Date of Birth: ± 2013
Gotcha Day: late 2015
Breed: Alpine Goat
In the nearby village of Queyssac a goatherd was having issues with the mayor (who hates animals) as well as with his neighbours. The problem was that his goats would escape his property and eat the plants in the neighbouring gardens. Goats are very hard to keep in a field because they are incredibly agile and always find a way to jump over a fence or sneak their way out to eat bushes, roses, trees, and anything they can get their hooves on. So the mayor and the neighbours tried to sue him and forced him to give away half of his 70 goats.
The goatherd is a Jehova’s Witness who has never neutered his billy goats as he just wants to let nature happen as it should. Of course this means the goats kept breeding. What was only a handful of goats soon became an impressive herd.
He was in the newspapers and everyone spoke of the man who lost half his goat herd so we went to see if we could help him in any way. Needless to say he was overjoyed to hand us 10 goats. Two of them gave birth shortly after arriving, so that was twelve plus our own billy goat, Bucky. We went from having none to 13 goats in 3 months time.
The goats were all very wild and we could not touch them, they would even run away when they noticed our presence. Since the goatherd only had one hectare for all his goats, they were all quite skinny.
We put them in our forest, which they thoroughly cleared. When they were done eating the forest, a year and half later, they started jumping the fences to look for something else. The grass is always greener on the other side… In the summer they hang out in Fedj and Victor‘s field in the morning and as soon as it gets too hot they all run back inside the forest.

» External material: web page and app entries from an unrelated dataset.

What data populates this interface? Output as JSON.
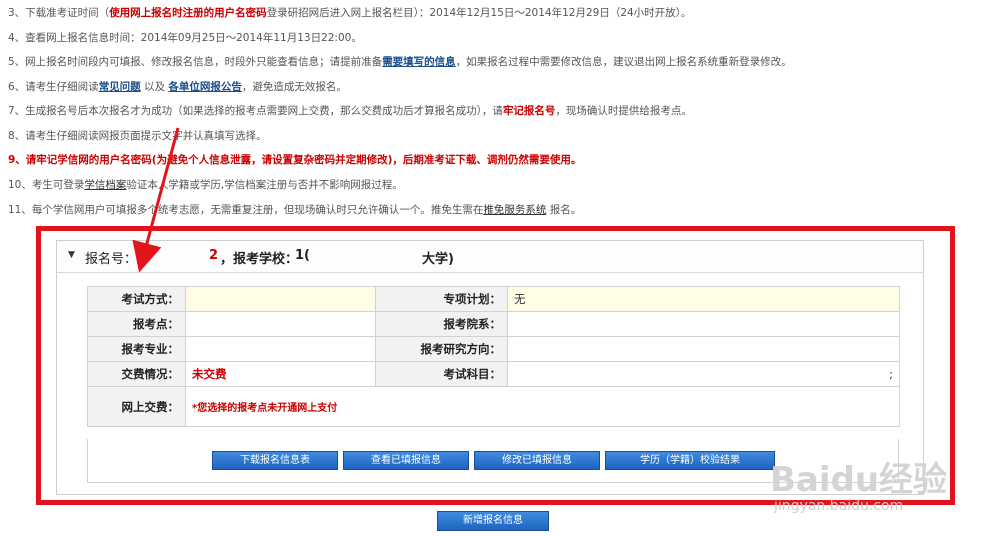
{
  "notes": {
    "n3": {
      "a": "3、下载准考证时间（",
      "b": "使用网上报名时注册的用户名密码",
      "c": "登录研招网后进入网上报名栏目）：2014年12月15日～2014年12月29日（24小时开放）。"
    },
    "n4": {
      "a": "4、查看网上报名信息时间：2014年09月25日～2014年11月13日22:00。"
    },
    "n5": {
      "a": "5、网上报名时间段内可填报、修改报名信息，时段外只能查看信息；请提前准备",
      "link": "需要填写的信息",
      "c": "，如果报名过程中需要修改信息，建议退出网上报名系统重新登录修改。"
    },
    "n6": {
      "a": "6、请考生仔细阅读",
      "link1": "常见问题",
      "b": "以及",
      "link2": "各单位网报公告",
      "c": "，避免造成无效报名。"
    },
    "n7": {
      "a": "7、生成报名号后本次报名才为成功（如果选择的报考点需要网上交费，那么交费成功后才算报名成功），请",
      "b": "牢记报名号",
      "c": "，现场确认时提供给报考点。"
    },
    "n8": {
      "a": "8、请考生仔细阅读网报页面提示文字并认真填写选择。"
    },
    "n9": {
      "a": "9、请牢记学信网的用户名密码(为避免个人信息泄露，请设置复杂密码并定期修改)，后期准考证下载、调剂仍然需要使用。"
    },
    "n10": {
      "a": "10、考生可登录",
      "u": "学信档案",
      "c": "验证本人学籍或学历,学信档案注册与否并不影响网报过程。"
    },
    "n11": {
      "a": "11、每个学信网用户可填报多个统考志愿，无需重复注册，但现场确认时只允许确认一个。推免生需在",
      "u": "推免服务系统",
      "c": "报名。"
    }
  },
  "panel": {
    "caret": "▼",
    "reg_label": "报名号：",
    "reg_num": "2",
    "school_label": "，报考学校：",
    "school_val": "1(",
    "school_tail": "大学)"
  },
  "table": {
    "row1": {
      "l1": "考试方式：",
      "v1": "",
      "l2": "专项计划：",
      "v2": "无"
    },
    "row2": {
      "l1": "报考点：",
      "v1": "",
      "l2": "报考院系：",
      "v2": ""
    },
    "row3": {
      "l1": "报考专业：",
      "v1": "",
      "l2": "报考研究方向：",
      "v2": ""
    },
    "row4": {
      "l1": "交费情况：",
      "v1": "未交费",
      "l2": "考试科目：",
      "v2": ";"
    },
    "row5": {
      "l1": "网上交费：",
      "v1": "*您选择的报考点未开通网上支付"
    }
  },
  "buttons": {
    "download": "下载报名信息表",
    "view": "查看已填报信息",
    "edit": "修改已填报信息",
    "verify": "学历（学籍）校验结果",
    "add": "新增报名信息"
  },
  "watermark": {
    "brand": "Baidu经验",
    "url": "jingyan.baidu.com"
  },
  "colors": {
    "highlight": "#e3131b",
    "button": "#2a74d2",
    "alert": "#cc0000"
  }
}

With food we managed to somewhat tame them. We still cannot pet them but at least they don’t fear us anymore. If there’s food involved, all the fear they might have of us seems to be temporarily put on hold to investigate whether said food might be for them. They will then come really close to us.
Capra looks the most like a roe deer. She was one of two pregnant goats who gave birth at the sanctuary. She gave birth several days after Celine and we named her baby Ponpon. A year later, much like Farouche‘s mother, Ponpon jumped over a fence and somehow broke her legs in such a manner that they opened up a flesh wound that could not be healed. We took the heartbreaking decision to euthanise Ponpon instead of stressing her with a surgery that might not even work.